The holidays are always cause for celebration, but especially so for video game fans, as software manufacturers wrestle to cram shelves full of increasingly huge and jaw-dropping titles.
But even as game sizes and budgets continue to balloon, for many shoppers, spare time and disposable income continue to plummet.
Worse, as smaller, more affordable online or downloadable games gain traction, the eternal arms race may be a road to oblivion for all but a few blockbuster franchises.
You can be sure that genre-defining juggernauts, such as the online fantasy series "World of Warcraft" and the chart-topping musical act "Rock Band 3," will never cease to captivate legions of hardcore fans.
But epic games that sell for $50-$60 a pop require players to remain tethered to a PC or gaming console, and take dozens of hours to complete, are at a distinct disadvantage in our economically-depressed world.
Parents, working professionals and even your average teenager all have greater mobility, less leisure time and fewer dollars to spend.
You tell me which seems more viable lately: Spending weeks immersed in "Assassin's Creed: Brotherhood's" endless Renaissance-era realms, or firing up the iPad or Facebook for 15 minutes of fun during a brief, much-needed coffee break?
Larger-than-life, traditional games aren't just competing for a limited share of shoppers' pocketbooks anymore. They're also fighting with other off-hours activities for a share of players' diminishing spare time.
At the same time, competition within the gaming field has increased by an order of several thousand.
Once, software makers struggled to outdo a handful of rivals. Now, they have to contend with dozens of relatively inexpensive downloadable titles, 500-plus new iPhone games a week and thousands of free-to-play online amusements.
Knowing this, it's little wonder that casual fans and even many longtime vets have been forced to change their playing habits. Even the hardest of the hardcore no longer play on a single console system (e.g. PlayStation 3 or Xbox 360) so much as game on a variety of devices and platforms.

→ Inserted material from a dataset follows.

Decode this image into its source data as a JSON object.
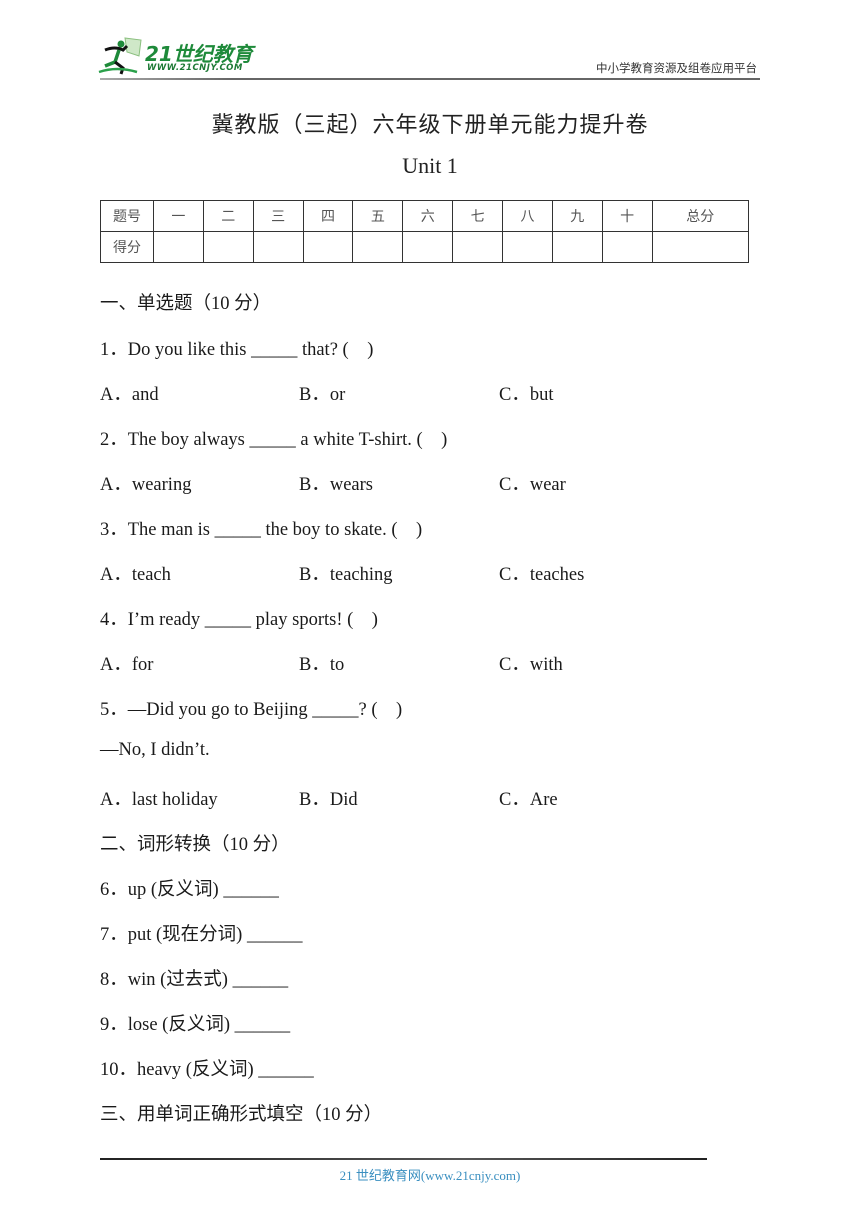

Passing admirers are increasingly voting for practicality and convenience too, with more than half of gamers suddenly splitting attention between multiple platforms, according to a recent study by research firm Frank N. Magid Associates and gaming company PlayFirst.
Worse for the industry, even those who do have time to sit down and devote hours to traditional blockbusters are being choosier about where they spend their time and money.
Players don't want to take risks on new franchises when budgets are tighter and they know that trusted mainstays like "Call of Duty: Black Ops" guarantee weeks of hearty online play.
Given buyers' reticence to broaden their horizons, top-tier publishers don't want to invest in innovative or original ideas, which are seen as riskier financial bets. So it's often left to smaller, cheaper downloadable games (which are generally easier and less expensive to produce) to innovate and push the bar.
While this may appeal to the creativity of game developers, it only further undermines major retail games and fragments audiences across platforms and devices. And it also ups the ante on those pricey Hollywood-style releases.